Problem requirements> Find every line in the records below that contains "runner", and copy it.

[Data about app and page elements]

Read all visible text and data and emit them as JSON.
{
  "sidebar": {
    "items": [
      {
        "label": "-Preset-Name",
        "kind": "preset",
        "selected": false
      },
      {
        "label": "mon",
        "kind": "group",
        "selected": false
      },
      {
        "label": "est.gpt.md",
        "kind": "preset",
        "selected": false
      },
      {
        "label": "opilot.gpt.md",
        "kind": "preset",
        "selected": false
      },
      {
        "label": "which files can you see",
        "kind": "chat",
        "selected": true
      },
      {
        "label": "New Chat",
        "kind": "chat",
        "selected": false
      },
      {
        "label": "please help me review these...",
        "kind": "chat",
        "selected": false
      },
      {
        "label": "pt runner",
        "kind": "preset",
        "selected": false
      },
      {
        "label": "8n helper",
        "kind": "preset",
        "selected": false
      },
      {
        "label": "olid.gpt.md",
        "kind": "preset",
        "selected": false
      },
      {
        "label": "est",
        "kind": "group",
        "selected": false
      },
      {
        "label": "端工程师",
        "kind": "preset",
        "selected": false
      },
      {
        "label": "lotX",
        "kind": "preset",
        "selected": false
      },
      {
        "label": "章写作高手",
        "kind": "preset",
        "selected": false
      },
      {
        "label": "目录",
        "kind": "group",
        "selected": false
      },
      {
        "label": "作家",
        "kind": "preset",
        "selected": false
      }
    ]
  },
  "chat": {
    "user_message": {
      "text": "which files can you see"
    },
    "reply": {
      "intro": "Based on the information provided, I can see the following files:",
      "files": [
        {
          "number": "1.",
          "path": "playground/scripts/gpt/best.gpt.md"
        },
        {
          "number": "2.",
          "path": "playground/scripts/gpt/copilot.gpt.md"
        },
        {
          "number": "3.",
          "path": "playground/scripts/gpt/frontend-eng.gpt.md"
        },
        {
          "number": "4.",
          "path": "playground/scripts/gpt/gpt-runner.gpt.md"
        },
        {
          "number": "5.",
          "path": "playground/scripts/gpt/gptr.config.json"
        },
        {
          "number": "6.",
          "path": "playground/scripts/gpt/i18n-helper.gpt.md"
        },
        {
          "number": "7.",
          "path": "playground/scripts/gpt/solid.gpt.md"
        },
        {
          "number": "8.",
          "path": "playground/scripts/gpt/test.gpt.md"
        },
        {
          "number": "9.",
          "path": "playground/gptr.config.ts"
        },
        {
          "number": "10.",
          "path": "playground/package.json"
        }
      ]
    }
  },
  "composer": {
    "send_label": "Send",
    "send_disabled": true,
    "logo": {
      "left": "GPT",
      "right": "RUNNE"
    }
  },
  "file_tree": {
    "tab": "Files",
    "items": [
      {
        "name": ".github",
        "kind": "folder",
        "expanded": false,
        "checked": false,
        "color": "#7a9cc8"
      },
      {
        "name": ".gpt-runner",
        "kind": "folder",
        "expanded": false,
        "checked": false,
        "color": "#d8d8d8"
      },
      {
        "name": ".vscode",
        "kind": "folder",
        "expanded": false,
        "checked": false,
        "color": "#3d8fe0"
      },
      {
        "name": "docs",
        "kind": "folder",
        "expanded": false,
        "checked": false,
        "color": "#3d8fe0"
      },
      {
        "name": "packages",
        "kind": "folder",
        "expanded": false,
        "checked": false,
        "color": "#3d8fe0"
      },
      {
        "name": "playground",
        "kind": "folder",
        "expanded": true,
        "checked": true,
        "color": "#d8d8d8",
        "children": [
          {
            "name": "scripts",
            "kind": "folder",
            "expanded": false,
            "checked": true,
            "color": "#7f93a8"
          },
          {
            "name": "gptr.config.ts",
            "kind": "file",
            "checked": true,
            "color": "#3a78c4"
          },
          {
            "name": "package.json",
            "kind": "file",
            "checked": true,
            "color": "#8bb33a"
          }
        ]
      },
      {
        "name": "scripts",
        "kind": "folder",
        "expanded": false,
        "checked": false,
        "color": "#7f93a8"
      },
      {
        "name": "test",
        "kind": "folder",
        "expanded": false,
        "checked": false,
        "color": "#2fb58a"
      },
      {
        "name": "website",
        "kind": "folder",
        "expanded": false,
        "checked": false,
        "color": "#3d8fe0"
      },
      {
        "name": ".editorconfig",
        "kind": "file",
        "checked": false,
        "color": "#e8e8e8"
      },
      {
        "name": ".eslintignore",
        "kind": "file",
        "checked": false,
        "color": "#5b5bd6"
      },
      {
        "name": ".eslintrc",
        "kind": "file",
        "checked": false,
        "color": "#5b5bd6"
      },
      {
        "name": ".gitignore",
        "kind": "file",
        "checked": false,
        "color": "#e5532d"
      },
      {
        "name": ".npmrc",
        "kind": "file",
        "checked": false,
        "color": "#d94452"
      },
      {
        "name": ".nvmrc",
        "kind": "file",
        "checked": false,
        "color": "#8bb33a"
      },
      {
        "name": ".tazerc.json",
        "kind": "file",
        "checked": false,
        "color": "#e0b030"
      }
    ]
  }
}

Answer to this task>
        "label": "pt runner",
          "path": "playground/scripts/gpt/gpt-runner.gpt.md"
        "name": ".gpt-runner",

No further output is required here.